6 Sep 2011

The attempt to classify and rank cities according to their global influence is not new, and neither are the critiques to such attempts (see previous post). An example is the concept of 'world cities' (which usually refers to London, New York and Tokyo) that has remained influential in both the popular media and academic journals, as it elicits glitzy images of cosmopolitanism and wealth, and evokes a transnational space where the global elite (including the academic global elite) can always feel at home.

Recently The Economist (through its affiliated magazine Intelligent Life) has started a discussion to identify the Capital of the World. The interesting feature in this piece is that alongside a poll where everyone can vote, a group of journalists have each been arguing for a particular city. Besides the obvious examples of London, New York and Washington, Delhi, Beijing and Singapore have also been singled out as potential capitals of the world.
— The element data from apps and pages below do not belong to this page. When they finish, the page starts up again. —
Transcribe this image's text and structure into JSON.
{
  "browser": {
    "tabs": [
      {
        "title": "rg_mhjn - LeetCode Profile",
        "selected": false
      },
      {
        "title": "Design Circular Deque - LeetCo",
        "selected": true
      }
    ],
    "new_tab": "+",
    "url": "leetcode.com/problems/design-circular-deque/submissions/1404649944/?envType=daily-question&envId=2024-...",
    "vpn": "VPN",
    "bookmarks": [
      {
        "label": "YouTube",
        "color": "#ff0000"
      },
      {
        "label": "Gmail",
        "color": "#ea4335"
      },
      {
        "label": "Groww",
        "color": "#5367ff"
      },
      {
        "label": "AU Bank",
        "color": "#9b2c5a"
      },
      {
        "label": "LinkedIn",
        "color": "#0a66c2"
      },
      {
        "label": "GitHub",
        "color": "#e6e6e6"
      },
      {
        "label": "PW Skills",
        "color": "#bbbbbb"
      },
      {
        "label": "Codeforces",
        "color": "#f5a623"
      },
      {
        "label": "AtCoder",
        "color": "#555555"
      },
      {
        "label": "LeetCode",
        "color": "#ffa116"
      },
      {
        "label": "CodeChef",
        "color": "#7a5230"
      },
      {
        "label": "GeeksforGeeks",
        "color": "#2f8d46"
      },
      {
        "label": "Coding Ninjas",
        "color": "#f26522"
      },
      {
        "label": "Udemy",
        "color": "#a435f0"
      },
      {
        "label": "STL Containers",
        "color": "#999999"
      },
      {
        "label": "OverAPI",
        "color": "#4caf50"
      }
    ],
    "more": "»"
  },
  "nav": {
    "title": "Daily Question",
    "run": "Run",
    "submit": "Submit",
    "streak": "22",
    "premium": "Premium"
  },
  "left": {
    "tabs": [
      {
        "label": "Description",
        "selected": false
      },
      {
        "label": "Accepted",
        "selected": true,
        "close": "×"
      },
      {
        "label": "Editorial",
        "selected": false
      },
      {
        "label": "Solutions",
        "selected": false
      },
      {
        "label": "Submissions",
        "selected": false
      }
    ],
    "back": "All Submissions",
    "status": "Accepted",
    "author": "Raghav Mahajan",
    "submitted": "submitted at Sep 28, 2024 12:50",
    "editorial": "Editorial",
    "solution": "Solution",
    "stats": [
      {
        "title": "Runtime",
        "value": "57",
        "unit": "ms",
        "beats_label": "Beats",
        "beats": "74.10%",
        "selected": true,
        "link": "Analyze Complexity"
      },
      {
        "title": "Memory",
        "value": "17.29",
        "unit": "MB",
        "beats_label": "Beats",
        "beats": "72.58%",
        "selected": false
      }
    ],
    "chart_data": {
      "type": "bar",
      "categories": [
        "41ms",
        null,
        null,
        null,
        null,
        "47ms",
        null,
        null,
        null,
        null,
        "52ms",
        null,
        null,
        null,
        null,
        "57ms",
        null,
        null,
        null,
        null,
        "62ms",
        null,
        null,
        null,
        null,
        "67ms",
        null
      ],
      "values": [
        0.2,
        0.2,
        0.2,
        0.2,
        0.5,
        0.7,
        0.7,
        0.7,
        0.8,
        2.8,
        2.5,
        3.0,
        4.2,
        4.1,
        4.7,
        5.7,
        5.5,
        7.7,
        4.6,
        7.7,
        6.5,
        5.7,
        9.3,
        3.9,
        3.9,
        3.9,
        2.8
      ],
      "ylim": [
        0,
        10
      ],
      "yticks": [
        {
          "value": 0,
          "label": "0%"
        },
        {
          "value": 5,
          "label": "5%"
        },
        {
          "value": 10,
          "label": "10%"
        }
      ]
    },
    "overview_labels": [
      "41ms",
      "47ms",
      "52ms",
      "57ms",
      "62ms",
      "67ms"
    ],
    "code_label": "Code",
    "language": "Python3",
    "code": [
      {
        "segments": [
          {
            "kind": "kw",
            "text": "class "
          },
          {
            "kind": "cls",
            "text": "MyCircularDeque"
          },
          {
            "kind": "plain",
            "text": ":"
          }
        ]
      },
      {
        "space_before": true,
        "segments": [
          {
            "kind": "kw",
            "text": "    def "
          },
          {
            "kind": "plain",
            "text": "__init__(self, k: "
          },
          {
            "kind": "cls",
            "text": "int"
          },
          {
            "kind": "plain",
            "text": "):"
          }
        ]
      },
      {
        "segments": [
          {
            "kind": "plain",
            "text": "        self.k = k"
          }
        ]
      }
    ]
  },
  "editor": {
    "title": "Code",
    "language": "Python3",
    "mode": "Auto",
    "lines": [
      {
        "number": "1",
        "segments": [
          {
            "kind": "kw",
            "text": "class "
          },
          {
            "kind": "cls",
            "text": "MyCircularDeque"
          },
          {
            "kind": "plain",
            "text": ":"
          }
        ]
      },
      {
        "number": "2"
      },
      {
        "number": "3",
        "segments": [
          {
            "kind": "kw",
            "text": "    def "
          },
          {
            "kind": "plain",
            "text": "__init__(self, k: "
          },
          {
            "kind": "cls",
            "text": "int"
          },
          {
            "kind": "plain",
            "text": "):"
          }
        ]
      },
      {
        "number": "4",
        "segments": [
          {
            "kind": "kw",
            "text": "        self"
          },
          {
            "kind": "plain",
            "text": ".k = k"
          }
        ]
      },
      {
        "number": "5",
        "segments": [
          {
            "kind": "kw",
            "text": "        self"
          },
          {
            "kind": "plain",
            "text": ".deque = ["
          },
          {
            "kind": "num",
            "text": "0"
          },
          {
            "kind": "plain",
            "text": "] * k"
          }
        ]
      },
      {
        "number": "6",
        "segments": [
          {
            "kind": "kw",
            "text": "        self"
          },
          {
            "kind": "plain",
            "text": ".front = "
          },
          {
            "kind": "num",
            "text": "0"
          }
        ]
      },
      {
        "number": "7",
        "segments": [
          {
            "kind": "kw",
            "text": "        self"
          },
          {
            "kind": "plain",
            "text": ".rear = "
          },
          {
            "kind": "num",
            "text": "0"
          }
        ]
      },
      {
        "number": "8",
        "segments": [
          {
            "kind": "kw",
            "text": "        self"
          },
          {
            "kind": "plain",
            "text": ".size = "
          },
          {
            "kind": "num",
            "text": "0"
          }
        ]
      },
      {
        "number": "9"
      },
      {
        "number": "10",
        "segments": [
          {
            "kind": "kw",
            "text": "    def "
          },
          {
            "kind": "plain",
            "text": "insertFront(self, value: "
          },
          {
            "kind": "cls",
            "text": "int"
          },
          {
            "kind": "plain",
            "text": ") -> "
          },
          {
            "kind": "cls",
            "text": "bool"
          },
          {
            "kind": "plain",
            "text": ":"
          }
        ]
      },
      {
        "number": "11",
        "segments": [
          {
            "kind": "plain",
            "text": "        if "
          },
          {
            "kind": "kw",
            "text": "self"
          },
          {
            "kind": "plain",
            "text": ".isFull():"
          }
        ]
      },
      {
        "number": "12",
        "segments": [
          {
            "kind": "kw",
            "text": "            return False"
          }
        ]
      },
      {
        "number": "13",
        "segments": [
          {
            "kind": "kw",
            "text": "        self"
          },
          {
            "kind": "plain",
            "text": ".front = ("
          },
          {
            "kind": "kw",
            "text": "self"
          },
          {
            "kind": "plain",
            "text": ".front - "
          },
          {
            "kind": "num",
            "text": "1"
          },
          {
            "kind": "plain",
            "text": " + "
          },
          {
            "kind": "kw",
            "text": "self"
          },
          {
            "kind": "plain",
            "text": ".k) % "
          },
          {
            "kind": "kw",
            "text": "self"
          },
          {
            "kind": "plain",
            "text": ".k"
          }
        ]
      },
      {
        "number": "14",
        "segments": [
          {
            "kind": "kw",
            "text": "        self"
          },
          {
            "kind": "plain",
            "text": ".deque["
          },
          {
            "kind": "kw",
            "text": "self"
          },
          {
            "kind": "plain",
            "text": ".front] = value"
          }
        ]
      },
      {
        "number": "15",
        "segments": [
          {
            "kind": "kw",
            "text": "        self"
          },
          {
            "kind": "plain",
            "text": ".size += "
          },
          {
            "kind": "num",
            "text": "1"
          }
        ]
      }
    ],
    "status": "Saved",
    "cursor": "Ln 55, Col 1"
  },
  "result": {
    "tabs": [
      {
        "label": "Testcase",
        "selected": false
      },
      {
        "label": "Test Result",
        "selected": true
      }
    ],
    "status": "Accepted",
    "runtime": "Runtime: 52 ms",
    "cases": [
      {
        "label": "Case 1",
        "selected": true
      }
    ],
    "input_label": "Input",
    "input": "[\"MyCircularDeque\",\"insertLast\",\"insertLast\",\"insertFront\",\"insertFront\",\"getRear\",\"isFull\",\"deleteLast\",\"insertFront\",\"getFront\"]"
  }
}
Despite its subjective character, it's an interesting reflection on what makes a city relevant in the global economy and polity.